*Task*
Lines from the listing that hold the string "zero" are what you should return.

*Material shown*
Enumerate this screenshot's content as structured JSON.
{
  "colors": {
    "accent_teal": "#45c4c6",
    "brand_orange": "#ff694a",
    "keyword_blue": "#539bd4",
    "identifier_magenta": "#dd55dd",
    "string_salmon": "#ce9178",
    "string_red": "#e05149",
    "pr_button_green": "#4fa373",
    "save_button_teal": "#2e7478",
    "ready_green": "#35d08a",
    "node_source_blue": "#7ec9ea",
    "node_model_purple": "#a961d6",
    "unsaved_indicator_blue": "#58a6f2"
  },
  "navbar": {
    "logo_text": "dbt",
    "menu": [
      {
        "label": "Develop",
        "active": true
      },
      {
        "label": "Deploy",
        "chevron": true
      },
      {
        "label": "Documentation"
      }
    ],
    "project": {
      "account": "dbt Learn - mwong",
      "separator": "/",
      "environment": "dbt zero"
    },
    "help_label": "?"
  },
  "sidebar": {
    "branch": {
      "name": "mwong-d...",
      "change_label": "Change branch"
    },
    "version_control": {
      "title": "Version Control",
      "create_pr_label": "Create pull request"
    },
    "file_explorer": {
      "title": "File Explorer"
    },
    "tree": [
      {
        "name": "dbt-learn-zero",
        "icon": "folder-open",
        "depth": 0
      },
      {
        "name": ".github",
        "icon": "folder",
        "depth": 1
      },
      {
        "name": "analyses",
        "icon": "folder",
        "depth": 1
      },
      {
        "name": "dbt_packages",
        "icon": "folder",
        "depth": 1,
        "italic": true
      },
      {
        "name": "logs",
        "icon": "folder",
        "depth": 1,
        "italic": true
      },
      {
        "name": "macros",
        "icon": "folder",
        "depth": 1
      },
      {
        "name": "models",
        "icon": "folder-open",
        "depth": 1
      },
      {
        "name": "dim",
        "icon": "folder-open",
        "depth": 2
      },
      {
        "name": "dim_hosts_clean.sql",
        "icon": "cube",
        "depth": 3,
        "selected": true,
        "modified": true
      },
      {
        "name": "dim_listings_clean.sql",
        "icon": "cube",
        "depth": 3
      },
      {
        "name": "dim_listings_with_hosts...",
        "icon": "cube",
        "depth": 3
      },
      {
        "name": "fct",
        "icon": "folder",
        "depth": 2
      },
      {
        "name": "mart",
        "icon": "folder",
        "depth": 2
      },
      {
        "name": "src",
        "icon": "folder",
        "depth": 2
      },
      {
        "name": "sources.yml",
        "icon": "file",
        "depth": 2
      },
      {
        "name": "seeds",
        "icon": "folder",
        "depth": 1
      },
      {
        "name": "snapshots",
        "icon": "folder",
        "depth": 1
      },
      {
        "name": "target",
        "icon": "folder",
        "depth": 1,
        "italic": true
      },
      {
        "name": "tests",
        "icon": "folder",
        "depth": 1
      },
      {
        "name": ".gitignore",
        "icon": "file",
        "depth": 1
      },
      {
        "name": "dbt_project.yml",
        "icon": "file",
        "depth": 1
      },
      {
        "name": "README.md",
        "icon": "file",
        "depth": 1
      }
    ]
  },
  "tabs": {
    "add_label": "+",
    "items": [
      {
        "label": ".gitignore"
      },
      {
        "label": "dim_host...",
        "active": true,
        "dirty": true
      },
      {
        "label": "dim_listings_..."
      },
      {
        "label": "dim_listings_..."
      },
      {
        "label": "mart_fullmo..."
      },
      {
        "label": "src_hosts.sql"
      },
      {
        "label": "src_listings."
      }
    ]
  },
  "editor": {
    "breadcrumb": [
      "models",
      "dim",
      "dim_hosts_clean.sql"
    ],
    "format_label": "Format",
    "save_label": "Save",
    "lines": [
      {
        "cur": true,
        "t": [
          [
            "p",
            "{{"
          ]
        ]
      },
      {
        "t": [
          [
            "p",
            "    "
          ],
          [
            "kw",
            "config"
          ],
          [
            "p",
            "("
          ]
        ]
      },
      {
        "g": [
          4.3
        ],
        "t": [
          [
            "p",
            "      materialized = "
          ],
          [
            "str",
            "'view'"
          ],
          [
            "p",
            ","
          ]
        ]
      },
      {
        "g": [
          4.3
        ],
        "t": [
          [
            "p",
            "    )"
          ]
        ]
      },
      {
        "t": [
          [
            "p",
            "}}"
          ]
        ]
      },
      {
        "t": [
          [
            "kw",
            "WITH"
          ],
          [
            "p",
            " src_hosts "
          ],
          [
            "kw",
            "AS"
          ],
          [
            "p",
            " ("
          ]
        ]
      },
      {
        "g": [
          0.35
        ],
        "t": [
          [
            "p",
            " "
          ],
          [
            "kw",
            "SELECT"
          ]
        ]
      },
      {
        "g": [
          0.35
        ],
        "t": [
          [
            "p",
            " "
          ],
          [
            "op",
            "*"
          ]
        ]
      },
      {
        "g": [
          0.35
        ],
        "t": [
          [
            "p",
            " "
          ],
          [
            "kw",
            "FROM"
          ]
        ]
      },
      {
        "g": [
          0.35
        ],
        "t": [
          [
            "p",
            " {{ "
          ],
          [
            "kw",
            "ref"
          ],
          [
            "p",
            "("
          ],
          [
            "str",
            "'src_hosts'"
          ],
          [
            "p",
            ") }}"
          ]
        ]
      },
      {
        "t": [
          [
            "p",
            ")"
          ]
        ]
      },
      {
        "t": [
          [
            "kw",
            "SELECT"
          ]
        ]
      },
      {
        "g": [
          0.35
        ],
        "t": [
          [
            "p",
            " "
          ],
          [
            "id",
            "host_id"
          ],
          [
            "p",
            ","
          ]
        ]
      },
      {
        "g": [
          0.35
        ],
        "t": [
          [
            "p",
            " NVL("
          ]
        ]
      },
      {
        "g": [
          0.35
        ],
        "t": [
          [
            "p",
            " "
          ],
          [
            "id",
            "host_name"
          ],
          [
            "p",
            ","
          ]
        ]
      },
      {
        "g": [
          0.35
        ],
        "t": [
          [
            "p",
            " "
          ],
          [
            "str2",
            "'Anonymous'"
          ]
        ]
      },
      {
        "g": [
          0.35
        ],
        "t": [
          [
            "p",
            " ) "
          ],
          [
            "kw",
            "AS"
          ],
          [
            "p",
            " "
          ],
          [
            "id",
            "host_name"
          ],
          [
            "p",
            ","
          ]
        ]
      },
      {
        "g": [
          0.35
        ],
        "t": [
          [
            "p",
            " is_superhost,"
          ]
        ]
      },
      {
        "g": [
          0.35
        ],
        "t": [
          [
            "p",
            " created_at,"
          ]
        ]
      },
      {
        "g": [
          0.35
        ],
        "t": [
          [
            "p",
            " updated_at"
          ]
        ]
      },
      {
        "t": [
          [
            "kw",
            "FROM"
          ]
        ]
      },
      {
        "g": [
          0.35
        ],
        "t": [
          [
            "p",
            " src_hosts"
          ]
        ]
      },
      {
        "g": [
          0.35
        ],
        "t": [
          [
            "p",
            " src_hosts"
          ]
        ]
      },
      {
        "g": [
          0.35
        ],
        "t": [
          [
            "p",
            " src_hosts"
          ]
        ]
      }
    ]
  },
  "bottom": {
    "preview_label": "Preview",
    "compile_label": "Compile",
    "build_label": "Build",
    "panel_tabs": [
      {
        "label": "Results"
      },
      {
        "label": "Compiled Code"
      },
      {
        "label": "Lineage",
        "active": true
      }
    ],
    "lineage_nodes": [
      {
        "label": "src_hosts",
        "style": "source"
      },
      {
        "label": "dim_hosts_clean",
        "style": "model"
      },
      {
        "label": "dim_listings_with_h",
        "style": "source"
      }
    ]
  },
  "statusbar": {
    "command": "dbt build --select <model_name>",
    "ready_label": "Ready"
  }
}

*Problem solution*
      "environment": "dbt zero"
        "name": "dbt-learn-zero",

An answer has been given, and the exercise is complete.